:: WORK INSTRUCTIONS ::
Collect every line below that contains the word "uses".

*** RECORDED DATA ***

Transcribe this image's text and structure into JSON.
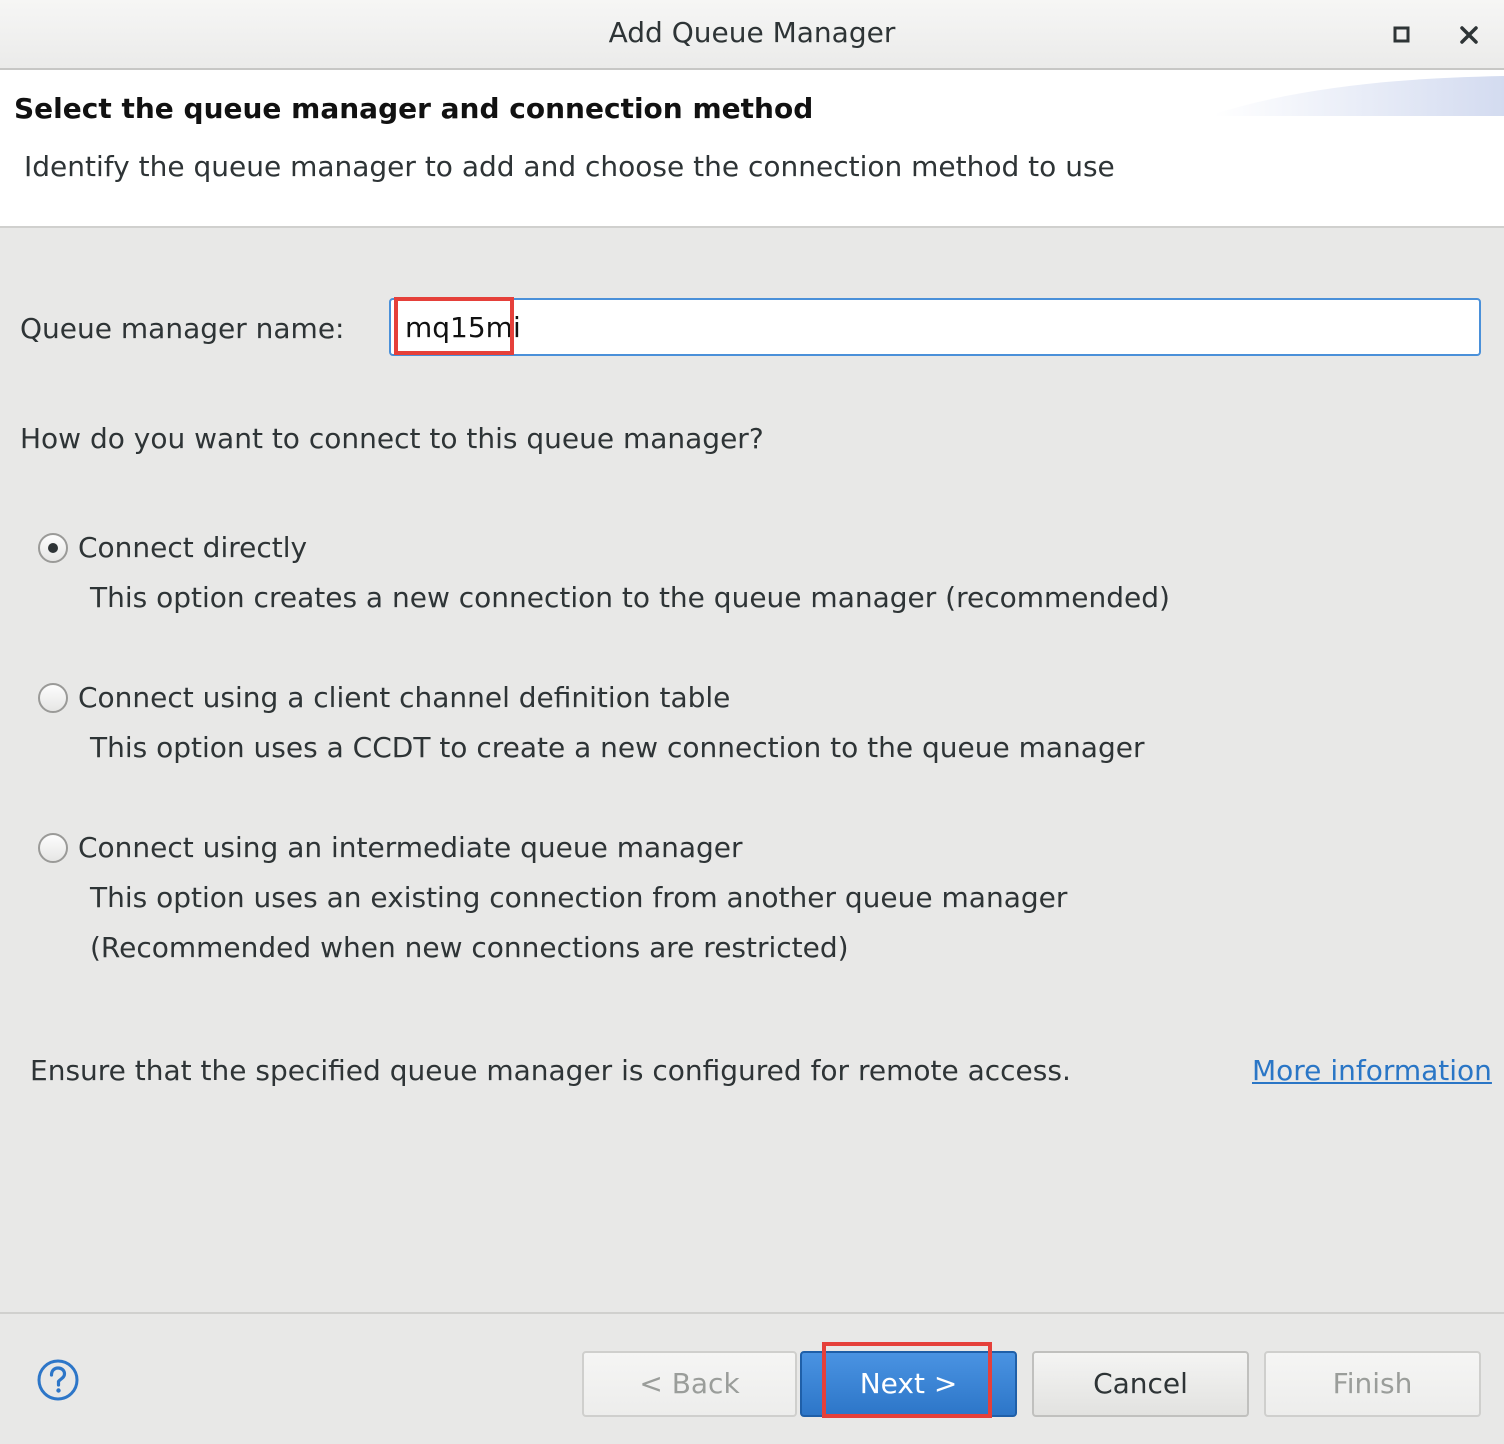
{
  "window": {
    "title": "Add Queue Manager",
    "icons": [
      "maximize-icon",
      "close-icon"
    ]
  },
  "header": {
    "title": "Select the queue manager and connection method",
    "description": "Identify the queue manager to add and choose the connection method to use"
  },
  "form": {
    "qm_name_label": "Queue manager name:",
    "qm_name_value": "mq15mi",
    "question": "How do you want to connect to this queue manager?"
  },
  "options": [
    {
      "label": "Connect directly",
      "desc": [
        "This option creates a new connection to the queue manager (recommended)"
      ],
      "selected": true
    },
    {
      "label": "Connect using a client channel definition table",
      "desc": [
        "This option uses a CCDT to create a new connection to the queue manager"
      ],
      "selected": false
    },
    {
      "label": "Connect using an intermediate queue manager",
      "desc": [
        "This option uses an existing connection from another queue manager",
        "(Recommended when new connections are restricted)"
      ],
      "selected": false
    }
  ],
  "note": "Ensure that the specified queue manager is configured for remote access.",
  "more_info_link": "More information",
  "buttons": {
    "back": "< Back",
    "next": "Next >",
    "cancel": "Cancel",
    "finish": "Finish"
  },
  "colors": {
    "accent": "#2d76c8",
    "highlight": "#e5403a",
    "link": "#2a76c6"
  }
}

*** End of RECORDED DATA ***

:: SOLUTION FOR THIS TASK ::
        "This option uses a CCDT to create a new connection to the queue manager"
        "This option uses an existing connection from another queue manager",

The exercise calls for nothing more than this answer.